» **What is expected**:
Go through the records below and copy out every line that contains the word "label".
━━━ Data provided ━━━
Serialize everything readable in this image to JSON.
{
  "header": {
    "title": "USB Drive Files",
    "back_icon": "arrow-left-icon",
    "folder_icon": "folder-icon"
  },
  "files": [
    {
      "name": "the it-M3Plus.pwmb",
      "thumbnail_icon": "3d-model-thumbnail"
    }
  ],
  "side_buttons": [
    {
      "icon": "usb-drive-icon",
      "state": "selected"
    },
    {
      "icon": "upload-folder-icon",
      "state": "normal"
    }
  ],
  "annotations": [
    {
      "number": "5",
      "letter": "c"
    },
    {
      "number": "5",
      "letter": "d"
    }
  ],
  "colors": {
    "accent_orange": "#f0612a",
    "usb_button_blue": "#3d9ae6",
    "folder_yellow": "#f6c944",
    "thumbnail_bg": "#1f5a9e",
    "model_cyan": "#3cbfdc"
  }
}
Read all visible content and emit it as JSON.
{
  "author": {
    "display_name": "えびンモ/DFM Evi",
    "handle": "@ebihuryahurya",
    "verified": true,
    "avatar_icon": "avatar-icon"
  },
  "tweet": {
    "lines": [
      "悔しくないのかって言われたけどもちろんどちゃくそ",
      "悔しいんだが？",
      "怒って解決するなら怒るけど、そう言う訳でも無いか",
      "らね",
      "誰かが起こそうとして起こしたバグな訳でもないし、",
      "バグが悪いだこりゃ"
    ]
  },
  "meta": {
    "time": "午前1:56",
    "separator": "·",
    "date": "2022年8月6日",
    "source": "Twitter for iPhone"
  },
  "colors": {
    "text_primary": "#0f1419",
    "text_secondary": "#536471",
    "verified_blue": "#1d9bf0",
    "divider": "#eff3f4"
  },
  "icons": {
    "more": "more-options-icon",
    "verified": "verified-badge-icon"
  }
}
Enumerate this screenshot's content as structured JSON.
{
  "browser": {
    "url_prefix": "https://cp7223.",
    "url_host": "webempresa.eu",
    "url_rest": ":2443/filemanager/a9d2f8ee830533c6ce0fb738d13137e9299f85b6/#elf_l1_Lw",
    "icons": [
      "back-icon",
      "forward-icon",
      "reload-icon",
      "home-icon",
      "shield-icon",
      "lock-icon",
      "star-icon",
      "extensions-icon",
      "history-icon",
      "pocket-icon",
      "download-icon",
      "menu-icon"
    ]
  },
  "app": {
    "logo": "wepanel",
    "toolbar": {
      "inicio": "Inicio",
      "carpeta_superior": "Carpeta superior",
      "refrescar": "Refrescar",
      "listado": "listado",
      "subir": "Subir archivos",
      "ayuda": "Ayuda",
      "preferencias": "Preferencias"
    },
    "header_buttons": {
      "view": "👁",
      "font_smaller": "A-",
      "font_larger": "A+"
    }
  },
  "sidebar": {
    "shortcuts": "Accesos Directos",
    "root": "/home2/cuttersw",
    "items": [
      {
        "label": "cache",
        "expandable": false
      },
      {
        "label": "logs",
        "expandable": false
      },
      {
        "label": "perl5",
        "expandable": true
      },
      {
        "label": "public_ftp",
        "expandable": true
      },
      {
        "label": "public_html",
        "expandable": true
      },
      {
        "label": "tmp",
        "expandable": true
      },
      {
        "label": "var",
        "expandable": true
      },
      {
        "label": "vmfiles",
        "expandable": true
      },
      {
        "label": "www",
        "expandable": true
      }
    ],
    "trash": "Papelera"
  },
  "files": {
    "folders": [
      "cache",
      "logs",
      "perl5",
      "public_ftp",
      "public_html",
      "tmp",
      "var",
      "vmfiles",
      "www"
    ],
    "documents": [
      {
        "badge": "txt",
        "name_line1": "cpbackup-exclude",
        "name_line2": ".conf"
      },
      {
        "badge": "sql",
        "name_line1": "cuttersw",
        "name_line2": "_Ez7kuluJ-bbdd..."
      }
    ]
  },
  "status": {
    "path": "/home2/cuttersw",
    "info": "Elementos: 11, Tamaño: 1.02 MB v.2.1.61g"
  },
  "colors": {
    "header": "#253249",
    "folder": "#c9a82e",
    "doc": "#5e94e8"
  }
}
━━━
» **Response**:
        "label": "cache",
        "label": "logs",
        "label": "perl5",
        "label": "public_ftp",
        "label": "public_html",
        "label": "tmp",
        "label": "var",
        "label": "vmfiles",
        "label": "www",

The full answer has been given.